Smart contracts are part of web3 and are small programs that run autonomously when predetermined conditions are met. If you are new to web3, I would suggest checking out this blogpost highlighting some of the common terms. These programs are generally short (less than 500 lines of code) and are stored entirely on a public distributed ledger like a blockchain. Anyone can view the source code of the contract and verify it does what it's supposed to do. Smart contracts, once deployed are immutable and unable to be changed.
Smart Contracts primarily written in a typed programing language called Solidity. Solidity files have the .sol extension. An example can be viewed here. Solidity developers are in very high demand and I recommend learning about the limitless opportunities that smart contracts allow.
Smart contracts are an important piece of decentralized applications which we will talk a little more about in the next section.
The autonomous nature of smart contracts has allowed innovators to build entirely self sufficient applications on distributed ledgers. Some of the most notable applications that have helped define decentralized finance have been built using smart contracts. Notable Example are decentralized exchanges (like uniswap, dy/dx, and sushiswap), and marketplaces like opensea.
An advantage of these programs, is that you can verify they are what they are and do what they claim they are doing. This allows for a permission-less autonomous ecosystem between untrusted and anonymous stakeholders.
When writing smart contracts, functions can be defined as public or private. Public functions can be called by any permission-less party, while private functions can only be called by the smart contract itself. This specifies who can call these functions. It is also possible to set conditional criteria on these permissions. For example, some NFT projects will allow their users access to an exclusive airdrop if the users' wallet has one of the existing NFTs. There are many opportunities to customize the scope logic.
Composability is the ability to integrate and work with other systems. Since smart contracts deployed on a public ledger are public, they can be accessed and interacted with by other smart contracts. This gives fruit to an ecosystem of contracts that can interact with each other.

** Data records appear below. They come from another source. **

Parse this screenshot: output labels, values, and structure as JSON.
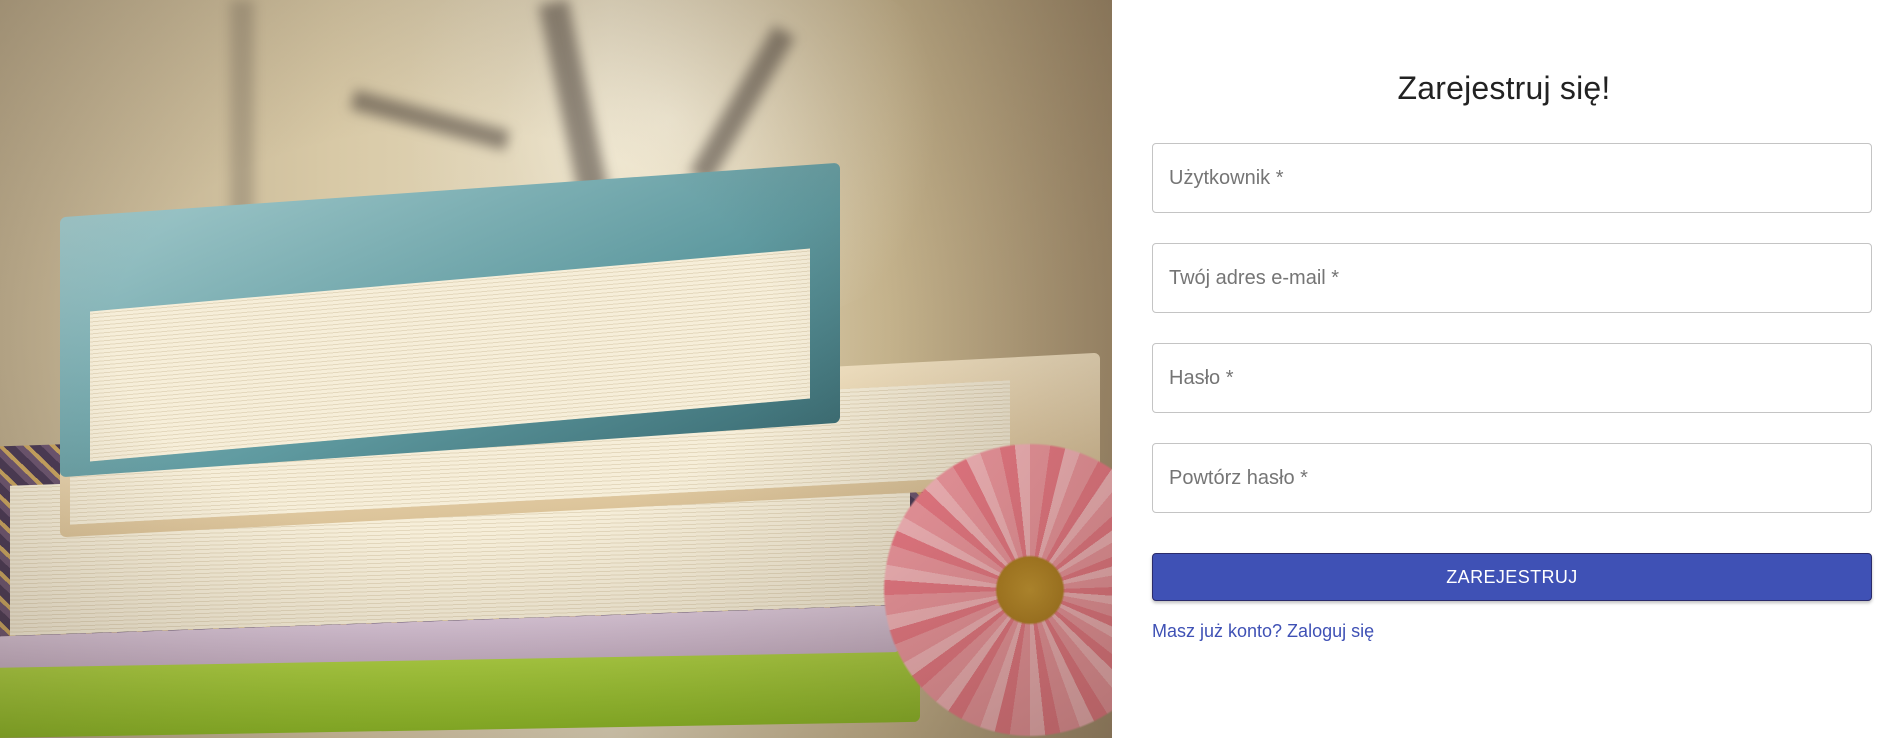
{
  "form": {
    "title": "Zarejestruj się!",
    "fields": [
      {
        "placeholder": "Użytkownik *",
        "value": ""
      },
      {
        "placeholder": "Twój adres e-mail *",
        "value": ""
      },
      {
        "placeholder": "Hasło *",
        "value": ""
      },
      {
        "placeholder": "Powtórz hasło *",
        "value": ""
      }
    ],
    "submit_label": "ZAREJESTRUJ",
    "login_link_label": "Masz już konto? Zaloguj się"
  },
  "colors": {
    "accent": "#3f51b5",
    "field_border": "#c4c4c4",
    "title_text": "#222222"
  }
}
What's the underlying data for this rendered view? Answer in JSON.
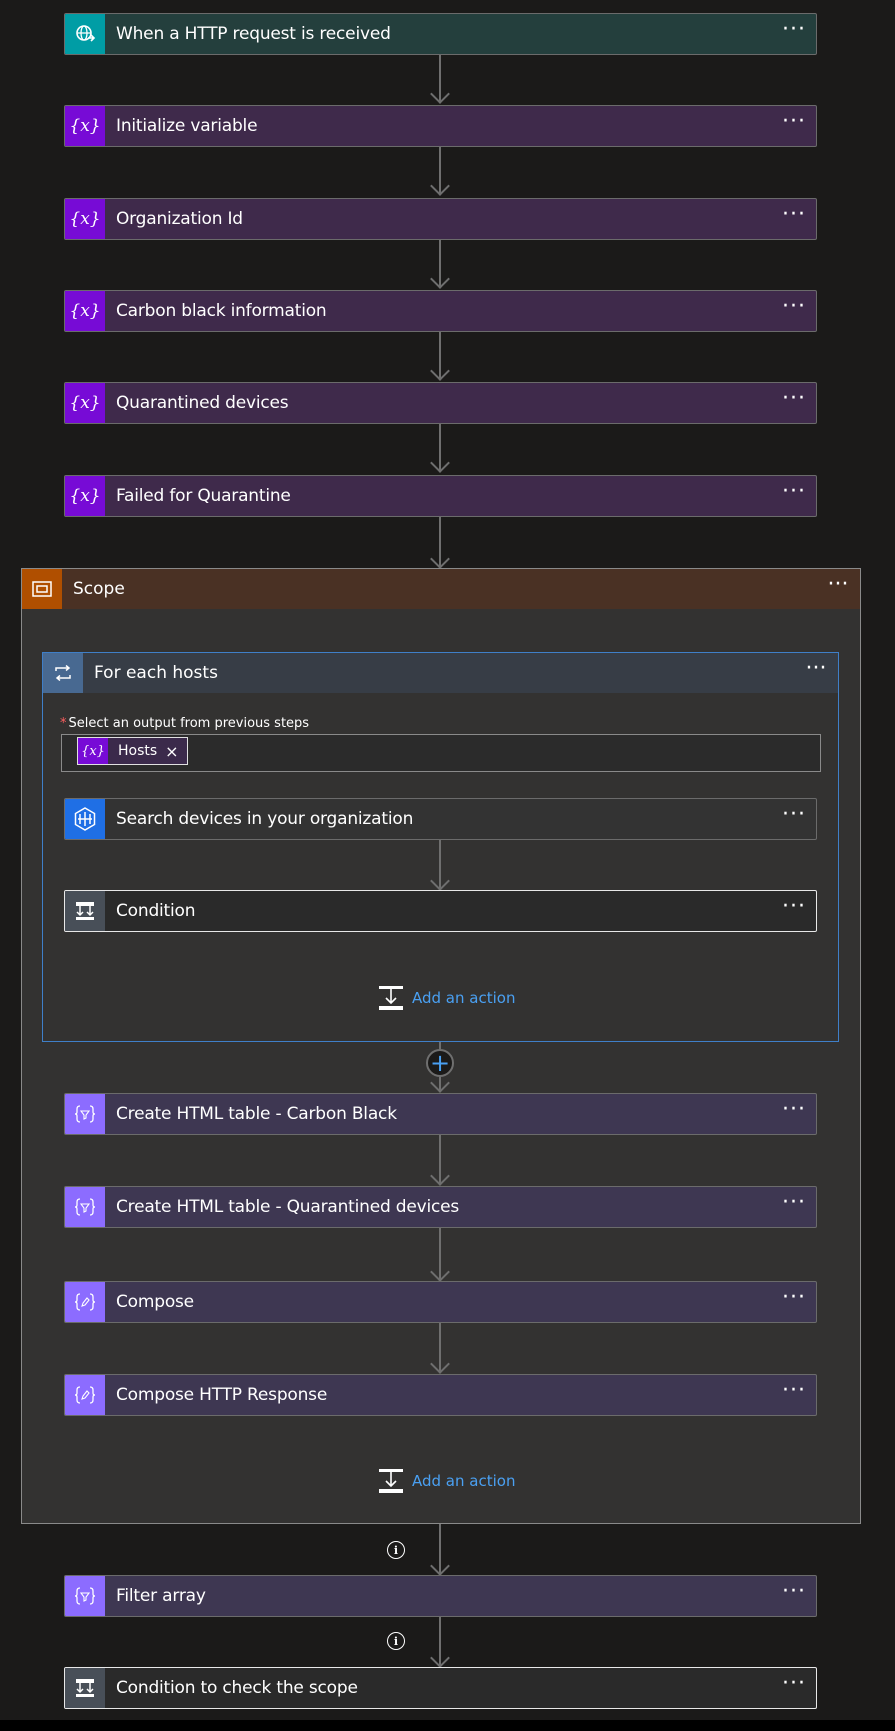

Using a decentralized public ledger requires transaction fees to pay for the network operation. This is also true regarding smart contracts. When you deploy a smart contract to a network you have to pay a one time fee to the network to compensate the allocation of the program on the ledger. This is the primary reason why these contracts are generally short, the larger your program the more expensive it is to deploy.
The other cost is to the users who interact or run the contract. These are similar to traditional network fees, and they reward the node validators for running the programs in the Ethereum Virtual Machine. There is currently criticism around the large transaction fees on the Ethereum network.
The rate of innovation in this space is lightning fast. While smart contracts were originally only supported on the Ethereum network, now there are many networks taking things further. One of these networks is Hedera Hashgraph who publicly announced their Smart Contracts 2.0 Service which will allow their native network advantages to be utilized with smart contracts. This means that they will be able to support significantly more transactions per second than smart contracts on other networks for a fraction of the cost. The supported scalability of these services is very exciting. More information on the new smart contracts can be found here.